DESCRIPTION OF THE TASK -> Find all the lines in the entries below that hold the word "color" and copy them.

Stored records:

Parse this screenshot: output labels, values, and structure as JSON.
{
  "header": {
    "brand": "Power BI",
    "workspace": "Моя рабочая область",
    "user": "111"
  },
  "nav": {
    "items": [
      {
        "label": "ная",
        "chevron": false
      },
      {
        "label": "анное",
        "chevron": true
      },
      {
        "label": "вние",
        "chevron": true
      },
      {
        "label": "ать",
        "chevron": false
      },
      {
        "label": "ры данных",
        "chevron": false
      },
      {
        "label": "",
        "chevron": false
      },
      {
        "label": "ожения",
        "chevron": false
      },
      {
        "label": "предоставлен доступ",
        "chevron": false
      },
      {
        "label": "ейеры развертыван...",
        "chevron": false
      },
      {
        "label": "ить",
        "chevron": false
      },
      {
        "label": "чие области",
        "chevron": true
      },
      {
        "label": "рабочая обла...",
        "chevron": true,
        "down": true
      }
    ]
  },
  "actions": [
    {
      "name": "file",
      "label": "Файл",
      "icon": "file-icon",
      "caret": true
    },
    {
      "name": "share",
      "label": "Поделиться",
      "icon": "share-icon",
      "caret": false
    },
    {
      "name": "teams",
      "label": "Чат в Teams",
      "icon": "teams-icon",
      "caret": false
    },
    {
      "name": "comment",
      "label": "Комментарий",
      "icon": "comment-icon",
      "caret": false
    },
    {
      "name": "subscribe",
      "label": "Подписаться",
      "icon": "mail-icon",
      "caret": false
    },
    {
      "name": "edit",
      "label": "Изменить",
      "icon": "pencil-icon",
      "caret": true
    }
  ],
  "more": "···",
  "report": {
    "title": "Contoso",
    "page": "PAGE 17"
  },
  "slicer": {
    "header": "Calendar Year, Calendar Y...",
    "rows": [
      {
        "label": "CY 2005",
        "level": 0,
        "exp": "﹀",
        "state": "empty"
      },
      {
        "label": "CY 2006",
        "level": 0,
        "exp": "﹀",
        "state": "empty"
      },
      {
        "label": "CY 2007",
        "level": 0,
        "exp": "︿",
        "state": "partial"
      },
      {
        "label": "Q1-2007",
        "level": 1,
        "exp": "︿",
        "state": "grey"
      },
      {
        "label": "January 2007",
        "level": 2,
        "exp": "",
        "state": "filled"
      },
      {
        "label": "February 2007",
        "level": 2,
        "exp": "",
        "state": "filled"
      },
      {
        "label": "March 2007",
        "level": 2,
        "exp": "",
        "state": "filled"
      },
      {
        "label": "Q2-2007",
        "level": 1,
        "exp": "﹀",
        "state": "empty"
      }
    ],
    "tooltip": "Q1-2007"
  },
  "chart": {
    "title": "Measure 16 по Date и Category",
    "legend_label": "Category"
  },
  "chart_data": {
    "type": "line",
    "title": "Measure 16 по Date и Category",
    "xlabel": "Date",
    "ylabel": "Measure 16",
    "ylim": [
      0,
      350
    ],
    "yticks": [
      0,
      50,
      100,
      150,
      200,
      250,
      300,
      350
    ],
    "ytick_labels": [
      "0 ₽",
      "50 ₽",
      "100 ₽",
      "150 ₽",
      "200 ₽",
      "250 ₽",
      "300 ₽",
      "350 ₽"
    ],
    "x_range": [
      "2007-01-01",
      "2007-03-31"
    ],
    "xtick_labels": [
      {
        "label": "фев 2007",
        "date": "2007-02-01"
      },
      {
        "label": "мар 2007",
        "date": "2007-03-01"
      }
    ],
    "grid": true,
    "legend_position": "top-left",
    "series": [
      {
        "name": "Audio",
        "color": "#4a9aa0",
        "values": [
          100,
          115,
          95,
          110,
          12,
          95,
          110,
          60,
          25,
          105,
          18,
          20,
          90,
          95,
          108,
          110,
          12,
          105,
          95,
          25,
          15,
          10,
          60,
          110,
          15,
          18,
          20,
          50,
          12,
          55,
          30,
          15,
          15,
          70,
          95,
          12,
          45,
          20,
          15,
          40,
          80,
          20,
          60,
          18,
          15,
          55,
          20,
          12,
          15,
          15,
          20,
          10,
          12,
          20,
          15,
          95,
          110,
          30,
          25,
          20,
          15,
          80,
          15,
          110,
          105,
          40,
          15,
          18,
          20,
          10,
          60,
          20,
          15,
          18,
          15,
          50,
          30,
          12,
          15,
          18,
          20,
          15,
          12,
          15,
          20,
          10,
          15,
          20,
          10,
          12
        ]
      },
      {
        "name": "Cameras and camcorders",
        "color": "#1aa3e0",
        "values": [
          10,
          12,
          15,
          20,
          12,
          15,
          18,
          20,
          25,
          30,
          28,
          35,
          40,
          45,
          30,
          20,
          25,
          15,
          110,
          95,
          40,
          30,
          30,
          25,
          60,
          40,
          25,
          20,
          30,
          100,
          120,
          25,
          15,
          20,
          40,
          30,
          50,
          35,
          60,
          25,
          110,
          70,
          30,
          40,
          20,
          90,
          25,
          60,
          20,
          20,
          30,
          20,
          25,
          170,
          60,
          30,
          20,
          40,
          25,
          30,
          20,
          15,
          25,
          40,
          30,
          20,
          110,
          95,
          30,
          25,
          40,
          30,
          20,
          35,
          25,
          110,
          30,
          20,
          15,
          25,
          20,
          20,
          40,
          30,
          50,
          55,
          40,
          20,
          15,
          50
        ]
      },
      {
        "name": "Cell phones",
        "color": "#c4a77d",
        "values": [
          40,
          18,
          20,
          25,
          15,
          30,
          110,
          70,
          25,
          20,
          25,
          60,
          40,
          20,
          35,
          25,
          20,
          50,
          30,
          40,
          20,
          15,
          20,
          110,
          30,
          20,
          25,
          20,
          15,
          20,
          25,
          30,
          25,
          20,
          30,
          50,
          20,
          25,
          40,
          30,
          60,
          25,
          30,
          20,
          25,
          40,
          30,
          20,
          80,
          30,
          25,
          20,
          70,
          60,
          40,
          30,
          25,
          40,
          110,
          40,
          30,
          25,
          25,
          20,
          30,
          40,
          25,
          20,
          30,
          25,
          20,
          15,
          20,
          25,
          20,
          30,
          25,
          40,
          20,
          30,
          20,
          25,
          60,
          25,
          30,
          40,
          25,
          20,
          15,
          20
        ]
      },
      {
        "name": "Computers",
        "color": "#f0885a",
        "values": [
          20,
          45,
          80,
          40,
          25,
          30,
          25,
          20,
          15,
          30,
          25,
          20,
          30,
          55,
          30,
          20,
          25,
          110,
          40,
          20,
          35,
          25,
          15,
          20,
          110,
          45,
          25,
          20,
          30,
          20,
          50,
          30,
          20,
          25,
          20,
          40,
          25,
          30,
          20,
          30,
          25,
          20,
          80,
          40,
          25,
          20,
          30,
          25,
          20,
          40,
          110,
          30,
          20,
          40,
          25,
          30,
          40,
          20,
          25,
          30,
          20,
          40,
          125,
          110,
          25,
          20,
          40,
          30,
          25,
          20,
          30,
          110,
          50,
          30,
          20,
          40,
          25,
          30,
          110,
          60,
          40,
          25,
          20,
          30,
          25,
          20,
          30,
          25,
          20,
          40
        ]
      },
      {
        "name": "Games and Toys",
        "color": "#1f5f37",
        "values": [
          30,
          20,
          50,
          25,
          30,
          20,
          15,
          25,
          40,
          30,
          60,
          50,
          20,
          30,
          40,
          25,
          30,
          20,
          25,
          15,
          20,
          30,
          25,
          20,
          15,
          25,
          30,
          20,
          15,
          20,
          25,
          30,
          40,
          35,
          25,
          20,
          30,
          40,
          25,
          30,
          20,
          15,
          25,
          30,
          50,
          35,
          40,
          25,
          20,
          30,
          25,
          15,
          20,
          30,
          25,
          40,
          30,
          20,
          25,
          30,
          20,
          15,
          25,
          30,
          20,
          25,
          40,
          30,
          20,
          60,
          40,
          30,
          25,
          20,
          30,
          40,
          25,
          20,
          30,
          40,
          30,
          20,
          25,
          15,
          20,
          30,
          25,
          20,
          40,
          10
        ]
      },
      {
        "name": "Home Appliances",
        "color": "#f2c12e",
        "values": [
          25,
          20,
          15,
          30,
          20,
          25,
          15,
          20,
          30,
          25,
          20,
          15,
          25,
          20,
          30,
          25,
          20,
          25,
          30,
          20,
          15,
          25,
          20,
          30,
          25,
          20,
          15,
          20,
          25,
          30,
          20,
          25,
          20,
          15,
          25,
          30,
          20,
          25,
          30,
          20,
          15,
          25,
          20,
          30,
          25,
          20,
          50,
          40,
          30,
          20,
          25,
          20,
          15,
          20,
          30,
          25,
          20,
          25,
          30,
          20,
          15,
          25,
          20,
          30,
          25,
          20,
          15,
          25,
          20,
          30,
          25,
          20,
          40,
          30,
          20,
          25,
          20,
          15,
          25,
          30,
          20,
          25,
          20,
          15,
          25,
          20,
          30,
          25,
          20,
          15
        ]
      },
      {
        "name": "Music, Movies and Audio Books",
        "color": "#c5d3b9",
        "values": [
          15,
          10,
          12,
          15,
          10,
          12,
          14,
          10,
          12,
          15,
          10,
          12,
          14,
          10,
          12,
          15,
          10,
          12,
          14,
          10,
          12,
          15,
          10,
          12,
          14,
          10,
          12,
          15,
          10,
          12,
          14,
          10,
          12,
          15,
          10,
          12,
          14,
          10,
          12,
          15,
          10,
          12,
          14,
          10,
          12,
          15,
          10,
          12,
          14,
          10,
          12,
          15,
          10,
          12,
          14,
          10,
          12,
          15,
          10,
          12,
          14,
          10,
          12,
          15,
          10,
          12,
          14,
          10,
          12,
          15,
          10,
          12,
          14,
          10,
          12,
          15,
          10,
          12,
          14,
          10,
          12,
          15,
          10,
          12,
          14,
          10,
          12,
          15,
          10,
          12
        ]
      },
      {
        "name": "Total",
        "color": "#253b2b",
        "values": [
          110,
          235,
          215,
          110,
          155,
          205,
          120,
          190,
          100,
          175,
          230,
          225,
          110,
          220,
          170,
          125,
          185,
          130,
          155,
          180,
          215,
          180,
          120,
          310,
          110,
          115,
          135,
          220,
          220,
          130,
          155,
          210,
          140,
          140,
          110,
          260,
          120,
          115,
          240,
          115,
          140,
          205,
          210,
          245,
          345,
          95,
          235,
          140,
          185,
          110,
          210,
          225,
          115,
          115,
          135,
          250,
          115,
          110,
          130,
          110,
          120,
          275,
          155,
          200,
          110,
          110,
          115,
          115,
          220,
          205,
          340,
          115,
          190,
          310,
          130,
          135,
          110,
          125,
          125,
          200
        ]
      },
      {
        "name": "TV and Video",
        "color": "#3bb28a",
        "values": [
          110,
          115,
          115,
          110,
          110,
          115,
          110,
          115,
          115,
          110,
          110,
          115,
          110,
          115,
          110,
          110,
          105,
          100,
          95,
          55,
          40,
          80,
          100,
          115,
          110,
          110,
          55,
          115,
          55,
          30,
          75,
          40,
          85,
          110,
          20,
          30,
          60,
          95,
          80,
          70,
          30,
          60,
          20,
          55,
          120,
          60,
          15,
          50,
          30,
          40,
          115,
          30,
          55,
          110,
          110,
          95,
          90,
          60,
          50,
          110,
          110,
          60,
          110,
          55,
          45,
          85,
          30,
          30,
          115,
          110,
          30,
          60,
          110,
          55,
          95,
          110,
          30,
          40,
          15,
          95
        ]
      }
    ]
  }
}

EXERCISE RESPONSE ->
        "color": "#4a9aa0",
        "color": "#1aa3e0",
        "color": "#c4a77d",
        "color": "#f0885a",
        "color": "#1f5f37",
        "color": "#f2c12e",
        "color": "#c5d3b9",
        "color": "#253b2b",
        "color": "#3bb28a",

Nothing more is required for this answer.